This is it. Now is the time when we will see whether or not these Minnesota Twins are for real. While yesterday's 4-3 loss to the Mariners (the second straight such loss) may have ended on a couple of flukey plays, the fact still remains that it was still a loss, yet another against a bad team. The Twins now have a record of 62-51, three games ahead of the Indians (60-55) and five games ahead of the White Sox (56-55). I'm just about ready to write off the White Sox, who have been struggling to score runs with their best two hitters (Magglio Ordonez and Frank Thomas) on the disabled list. Since these two guys are probably out for the remainder of the season, and since the Sox pitching was never that good in the first place, I highly doubt that the South Siders will make much noise in the AL Central Division race.
The Indians, on the other hand, are a completely different story. This is a young team that is fiery, plays hard, and is hungry to win. The same formula allowed the 2001 Twins to win 85 games and set the stage for back-to-back playoff appearances. However, this Indians team has much more talent than the Twins of three years ago. First of all, they hit the snot out of the ball. Victor Martinez (18 HRs, 84 RBIs, .885 OPS) and North Dakota native Travis Hafner (22 HRs, 88 RBIs, 1.007 OPS) are having breakout seasons. They are two of the best young hitters in the game right now and pose a formidable threat in the middle of the Cleveland lineup. Matt Lawton is also having a nice comeback season for the Indians after suffering from various injuries the past few years. Twins castoff Casey Blake is having a solid year and is outhitting Corey Koskie by a very large margin. Even veterans Omar Vizquel and Ronnie Belliard are enjoying offensive renaissances as members of this Cleveland team.
As unimpressive as the Twins' hitting has been this season, Cleveland's pitching has been perhaps even LESS impressive, if that's even possible. Cleveland has a team ERA of 4.86, third-worst in the American League (the Twins are first in the AL with a 4.04 team ERA). Their starting rotation has had two solid starters this year: ace C.C. Sabathia (9-6, 3.77) and undeserving All-Star Jake Westbrook (10-5, 3.61). After that, it seems to go downhill pretty fast. Lefty Cliff Lee has 10 wins and was pretty effective until the last six weeks or so, and his season ERA is an unimpressive 4.77. The Indians are also sending out Scott Elarton and Chad Durbin every five days, which certainly doesn't say much about their starting rotation. I'll take an inconsistent Kyle Lohse and a washed-up Terry Mulholland over those two any day.
The Indian's bullpen is where the Twins really have a marked advantage on their pursuers from Ohio. The Indians have blown and astounding 24 saves this season and their bullpen has an ERA of 5.32 and a WHIP of 1.53. By comparison, the Twins' bullpen has blown just 9 saves this season (6 by Fultz and Romero) and has an ERA of 3.71. If the Indians had even an average bullpen they would have overtaken our Twins long ago.
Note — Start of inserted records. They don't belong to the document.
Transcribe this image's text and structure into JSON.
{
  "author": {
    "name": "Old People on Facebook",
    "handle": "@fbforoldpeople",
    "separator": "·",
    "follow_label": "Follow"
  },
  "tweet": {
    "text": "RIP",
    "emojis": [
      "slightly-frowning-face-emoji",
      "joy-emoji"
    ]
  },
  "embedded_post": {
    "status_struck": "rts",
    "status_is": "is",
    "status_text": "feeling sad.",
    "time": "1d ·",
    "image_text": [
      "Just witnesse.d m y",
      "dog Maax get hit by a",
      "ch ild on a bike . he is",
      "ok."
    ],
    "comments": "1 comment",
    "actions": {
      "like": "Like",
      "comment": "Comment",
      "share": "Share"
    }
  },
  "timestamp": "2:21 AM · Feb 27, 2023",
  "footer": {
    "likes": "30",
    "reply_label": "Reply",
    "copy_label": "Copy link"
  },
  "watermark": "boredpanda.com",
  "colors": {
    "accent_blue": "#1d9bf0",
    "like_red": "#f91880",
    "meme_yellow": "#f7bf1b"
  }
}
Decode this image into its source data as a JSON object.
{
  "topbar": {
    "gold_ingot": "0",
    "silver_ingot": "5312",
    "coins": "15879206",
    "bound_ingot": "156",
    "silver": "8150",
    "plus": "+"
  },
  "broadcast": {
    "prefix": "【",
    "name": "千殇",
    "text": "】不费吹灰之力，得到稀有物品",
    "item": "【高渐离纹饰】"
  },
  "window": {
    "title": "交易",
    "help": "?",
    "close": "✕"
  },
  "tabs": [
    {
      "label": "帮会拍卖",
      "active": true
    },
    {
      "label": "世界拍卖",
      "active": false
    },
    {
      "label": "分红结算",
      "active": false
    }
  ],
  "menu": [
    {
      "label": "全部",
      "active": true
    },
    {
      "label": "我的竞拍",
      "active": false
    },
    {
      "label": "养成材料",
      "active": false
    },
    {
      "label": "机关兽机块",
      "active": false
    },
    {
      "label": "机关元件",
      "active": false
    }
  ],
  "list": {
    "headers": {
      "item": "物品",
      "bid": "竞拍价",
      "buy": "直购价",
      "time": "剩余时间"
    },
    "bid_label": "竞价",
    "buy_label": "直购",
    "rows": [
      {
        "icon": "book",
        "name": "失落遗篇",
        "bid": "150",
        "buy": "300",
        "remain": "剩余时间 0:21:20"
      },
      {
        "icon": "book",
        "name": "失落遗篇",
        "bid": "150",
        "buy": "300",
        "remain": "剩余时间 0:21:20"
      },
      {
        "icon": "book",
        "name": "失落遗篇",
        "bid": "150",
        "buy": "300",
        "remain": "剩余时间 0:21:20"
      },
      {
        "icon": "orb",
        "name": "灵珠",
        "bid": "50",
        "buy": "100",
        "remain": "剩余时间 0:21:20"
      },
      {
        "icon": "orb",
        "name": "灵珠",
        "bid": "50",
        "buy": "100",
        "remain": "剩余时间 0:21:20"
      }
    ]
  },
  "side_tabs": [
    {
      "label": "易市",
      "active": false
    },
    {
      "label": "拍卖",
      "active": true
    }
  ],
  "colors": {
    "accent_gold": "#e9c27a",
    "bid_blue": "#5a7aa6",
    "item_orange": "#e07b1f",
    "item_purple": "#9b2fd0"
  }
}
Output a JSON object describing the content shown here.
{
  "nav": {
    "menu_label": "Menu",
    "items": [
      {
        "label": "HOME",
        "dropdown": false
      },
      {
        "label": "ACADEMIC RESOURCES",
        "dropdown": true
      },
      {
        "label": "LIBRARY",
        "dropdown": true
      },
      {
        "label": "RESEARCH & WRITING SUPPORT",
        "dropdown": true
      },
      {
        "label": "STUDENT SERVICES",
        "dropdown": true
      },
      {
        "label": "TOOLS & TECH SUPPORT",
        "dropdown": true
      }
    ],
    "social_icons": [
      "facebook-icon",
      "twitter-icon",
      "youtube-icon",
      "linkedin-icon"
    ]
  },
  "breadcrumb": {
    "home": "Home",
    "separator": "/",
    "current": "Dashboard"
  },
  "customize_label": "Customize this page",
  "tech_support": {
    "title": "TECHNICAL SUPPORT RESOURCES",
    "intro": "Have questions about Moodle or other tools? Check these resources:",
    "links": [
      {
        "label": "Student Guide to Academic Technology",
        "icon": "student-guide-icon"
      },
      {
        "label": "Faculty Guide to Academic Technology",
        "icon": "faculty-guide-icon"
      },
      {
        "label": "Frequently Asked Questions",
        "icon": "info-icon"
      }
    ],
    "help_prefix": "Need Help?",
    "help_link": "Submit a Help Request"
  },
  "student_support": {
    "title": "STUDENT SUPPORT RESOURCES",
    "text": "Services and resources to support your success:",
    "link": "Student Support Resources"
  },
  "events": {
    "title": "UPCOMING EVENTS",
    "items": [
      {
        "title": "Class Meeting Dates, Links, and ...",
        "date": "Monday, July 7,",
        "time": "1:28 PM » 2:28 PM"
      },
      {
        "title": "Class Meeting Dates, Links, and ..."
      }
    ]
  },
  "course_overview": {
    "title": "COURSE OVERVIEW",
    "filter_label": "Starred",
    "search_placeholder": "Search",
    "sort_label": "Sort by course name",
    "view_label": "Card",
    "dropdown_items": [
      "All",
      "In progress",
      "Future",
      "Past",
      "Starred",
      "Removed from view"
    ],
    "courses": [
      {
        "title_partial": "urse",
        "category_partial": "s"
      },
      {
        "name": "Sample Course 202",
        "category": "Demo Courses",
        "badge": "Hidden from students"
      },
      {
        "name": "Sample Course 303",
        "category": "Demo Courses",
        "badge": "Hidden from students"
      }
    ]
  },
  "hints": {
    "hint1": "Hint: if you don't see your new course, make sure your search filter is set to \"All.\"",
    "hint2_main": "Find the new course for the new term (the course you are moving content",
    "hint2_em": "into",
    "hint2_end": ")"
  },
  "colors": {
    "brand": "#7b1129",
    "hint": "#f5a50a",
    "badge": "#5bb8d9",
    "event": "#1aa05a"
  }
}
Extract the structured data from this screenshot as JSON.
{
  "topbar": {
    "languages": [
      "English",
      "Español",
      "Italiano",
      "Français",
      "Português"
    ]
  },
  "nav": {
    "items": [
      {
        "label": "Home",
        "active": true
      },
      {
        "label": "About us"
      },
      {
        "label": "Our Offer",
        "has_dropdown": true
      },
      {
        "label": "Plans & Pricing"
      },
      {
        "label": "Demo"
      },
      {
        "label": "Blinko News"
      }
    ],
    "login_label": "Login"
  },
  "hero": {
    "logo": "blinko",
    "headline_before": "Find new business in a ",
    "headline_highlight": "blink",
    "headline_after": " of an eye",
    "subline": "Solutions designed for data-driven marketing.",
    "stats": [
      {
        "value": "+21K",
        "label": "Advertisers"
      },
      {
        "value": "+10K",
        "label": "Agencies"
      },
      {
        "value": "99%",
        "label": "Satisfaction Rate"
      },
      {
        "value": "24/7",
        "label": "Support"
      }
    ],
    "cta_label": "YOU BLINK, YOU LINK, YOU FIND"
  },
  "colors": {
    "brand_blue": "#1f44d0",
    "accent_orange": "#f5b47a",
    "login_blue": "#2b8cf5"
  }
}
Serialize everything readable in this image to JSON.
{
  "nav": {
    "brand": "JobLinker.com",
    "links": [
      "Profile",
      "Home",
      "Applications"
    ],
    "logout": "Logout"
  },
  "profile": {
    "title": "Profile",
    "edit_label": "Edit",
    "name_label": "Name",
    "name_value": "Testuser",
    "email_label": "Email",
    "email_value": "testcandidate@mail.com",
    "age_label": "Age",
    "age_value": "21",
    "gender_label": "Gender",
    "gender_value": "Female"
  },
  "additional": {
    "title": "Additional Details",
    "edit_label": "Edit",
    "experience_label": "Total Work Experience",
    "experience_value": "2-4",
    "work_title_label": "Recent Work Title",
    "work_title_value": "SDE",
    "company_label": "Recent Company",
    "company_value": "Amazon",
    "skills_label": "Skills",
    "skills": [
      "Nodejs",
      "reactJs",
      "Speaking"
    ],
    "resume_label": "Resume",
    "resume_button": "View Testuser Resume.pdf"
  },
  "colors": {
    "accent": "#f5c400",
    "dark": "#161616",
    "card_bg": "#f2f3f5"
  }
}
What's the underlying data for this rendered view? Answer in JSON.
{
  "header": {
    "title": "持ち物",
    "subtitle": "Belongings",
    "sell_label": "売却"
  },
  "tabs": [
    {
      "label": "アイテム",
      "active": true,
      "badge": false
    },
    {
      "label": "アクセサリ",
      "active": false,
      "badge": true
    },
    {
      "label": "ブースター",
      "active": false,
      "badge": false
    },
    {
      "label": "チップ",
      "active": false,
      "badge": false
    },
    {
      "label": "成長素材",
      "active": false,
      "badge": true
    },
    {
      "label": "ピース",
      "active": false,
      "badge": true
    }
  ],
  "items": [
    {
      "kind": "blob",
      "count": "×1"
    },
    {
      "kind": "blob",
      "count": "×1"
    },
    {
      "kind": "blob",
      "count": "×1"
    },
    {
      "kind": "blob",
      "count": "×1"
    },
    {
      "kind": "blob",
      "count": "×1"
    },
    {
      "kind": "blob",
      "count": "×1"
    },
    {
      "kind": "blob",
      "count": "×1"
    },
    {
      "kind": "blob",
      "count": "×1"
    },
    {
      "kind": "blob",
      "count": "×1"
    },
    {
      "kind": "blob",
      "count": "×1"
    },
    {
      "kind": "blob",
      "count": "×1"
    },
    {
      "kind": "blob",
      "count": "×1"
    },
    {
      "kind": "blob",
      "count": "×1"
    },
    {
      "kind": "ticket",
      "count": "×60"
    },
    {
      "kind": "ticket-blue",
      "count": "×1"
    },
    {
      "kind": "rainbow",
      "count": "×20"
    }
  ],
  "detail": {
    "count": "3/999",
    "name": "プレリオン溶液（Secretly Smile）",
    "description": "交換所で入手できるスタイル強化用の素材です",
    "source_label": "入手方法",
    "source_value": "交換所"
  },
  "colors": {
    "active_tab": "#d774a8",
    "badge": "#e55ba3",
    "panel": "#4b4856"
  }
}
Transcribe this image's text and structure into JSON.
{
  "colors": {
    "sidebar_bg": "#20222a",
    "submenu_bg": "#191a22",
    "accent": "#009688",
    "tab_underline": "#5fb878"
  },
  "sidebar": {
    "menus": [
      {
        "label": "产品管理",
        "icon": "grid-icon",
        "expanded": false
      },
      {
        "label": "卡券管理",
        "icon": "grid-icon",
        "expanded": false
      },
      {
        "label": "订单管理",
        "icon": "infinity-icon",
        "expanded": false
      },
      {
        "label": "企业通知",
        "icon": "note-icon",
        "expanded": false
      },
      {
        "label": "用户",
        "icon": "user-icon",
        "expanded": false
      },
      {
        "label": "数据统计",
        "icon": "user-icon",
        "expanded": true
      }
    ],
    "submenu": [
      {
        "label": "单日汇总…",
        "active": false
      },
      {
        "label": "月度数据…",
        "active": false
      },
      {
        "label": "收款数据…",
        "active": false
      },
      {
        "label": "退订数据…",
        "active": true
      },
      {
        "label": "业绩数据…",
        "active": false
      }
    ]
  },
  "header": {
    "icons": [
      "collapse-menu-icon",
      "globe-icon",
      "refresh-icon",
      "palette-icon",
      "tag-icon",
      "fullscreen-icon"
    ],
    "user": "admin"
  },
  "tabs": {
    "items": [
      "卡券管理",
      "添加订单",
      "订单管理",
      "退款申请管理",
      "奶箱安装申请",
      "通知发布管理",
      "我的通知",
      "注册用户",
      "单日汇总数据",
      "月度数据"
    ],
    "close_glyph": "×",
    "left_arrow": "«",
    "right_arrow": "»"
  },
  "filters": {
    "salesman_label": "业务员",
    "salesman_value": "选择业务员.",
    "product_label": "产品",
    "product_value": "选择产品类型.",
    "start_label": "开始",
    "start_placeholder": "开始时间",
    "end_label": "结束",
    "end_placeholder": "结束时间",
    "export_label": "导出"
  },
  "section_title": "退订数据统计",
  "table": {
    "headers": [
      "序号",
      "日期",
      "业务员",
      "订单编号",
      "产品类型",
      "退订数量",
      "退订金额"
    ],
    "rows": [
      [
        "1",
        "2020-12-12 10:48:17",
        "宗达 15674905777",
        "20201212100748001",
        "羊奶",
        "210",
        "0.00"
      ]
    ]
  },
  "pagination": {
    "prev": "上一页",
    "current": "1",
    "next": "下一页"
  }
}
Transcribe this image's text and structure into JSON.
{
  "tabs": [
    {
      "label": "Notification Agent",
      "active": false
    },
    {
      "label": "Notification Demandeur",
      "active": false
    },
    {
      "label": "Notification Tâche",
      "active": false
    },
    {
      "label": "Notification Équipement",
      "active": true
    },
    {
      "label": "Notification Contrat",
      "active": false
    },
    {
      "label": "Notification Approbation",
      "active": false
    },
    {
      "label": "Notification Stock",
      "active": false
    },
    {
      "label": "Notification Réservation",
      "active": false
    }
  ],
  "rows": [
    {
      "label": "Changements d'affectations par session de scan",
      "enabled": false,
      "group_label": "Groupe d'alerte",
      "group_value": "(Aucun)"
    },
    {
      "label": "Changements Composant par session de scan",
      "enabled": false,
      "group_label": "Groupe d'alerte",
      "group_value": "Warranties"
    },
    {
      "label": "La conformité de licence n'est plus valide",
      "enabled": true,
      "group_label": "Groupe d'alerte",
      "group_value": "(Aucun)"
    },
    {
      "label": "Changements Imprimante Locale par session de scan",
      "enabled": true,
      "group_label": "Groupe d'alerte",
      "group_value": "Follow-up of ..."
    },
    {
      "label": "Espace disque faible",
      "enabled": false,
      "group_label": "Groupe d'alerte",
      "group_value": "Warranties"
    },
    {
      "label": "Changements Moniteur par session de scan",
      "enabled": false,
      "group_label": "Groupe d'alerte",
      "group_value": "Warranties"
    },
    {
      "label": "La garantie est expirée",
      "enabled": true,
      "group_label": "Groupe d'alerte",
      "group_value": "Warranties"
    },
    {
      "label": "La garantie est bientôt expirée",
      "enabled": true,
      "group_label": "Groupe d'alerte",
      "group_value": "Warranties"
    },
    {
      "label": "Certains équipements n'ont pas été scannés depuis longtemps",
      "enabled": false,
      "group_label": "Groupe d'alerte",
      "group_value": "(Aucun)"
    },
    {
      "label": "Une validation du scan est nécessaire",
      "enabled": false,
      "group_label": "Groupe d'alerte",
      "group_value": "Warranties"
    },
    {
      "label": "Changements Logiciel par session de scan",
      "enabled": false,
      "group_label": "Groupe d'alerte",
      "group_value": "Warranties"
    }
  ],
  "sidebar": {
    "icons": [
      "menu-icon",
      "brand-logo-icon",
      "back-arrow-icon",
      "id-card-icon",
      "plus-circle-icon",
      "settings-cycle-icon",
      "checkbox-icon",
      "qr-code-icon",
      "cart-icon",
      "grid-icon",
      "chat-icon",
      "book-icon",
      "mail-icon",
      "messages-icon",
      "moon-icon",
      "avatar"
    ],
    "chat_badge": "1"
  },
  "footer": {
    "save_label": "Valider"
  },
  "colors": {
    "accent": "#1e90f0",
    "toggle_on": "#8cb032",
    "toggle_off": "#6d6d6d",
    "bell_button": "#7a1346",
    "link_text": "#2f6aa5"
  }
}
The recent return of Bob Wickman has brought some stability to the closer's role for Cleveland (he's 6 for 7 in save opportunities) but that doesn't change the fact that this bullpen has cost this team many many victories this season.
However, I digress from the matter at hand: the Seattle Mariners. I'm willing to dismiss the past seven games; let's pretend they don't matter that much. The Twins are still in first place by three full games, they still play a last-place team this afternoon, and they still have the best pitcher in the American League on the mound to face said last-place team. Things may look a bit bleak right now, but there is no reason to think that another patented Johan-esque performance won't turn everything back around.
I hate to say this on August 12, but today's series finale is a must-win game for the Twins. Because they are such a streaky team, they need to gain a little momentum as they head into Cleveland for a key three-game series this upcoming weekend. As I've discussed in this post, Cleveland is a team with some definite strengths (hitting) and weaknesses (pitching). On the surface, the Twins appear to match up quite well with the Indians, whom they have beaten four times in six games already this season. But championships aren't won and lost on paper--they're won on the playing field. We'll just have wait and see what happens.
Thanks for stopping by Twins Chatter today. Our readership numbers seem to be leveling out, which is good. Tomorrow I'll have some reactions to Thursday's game as well as an extensive preview of this weekend's big series against the second-place Indians. So long, everybody.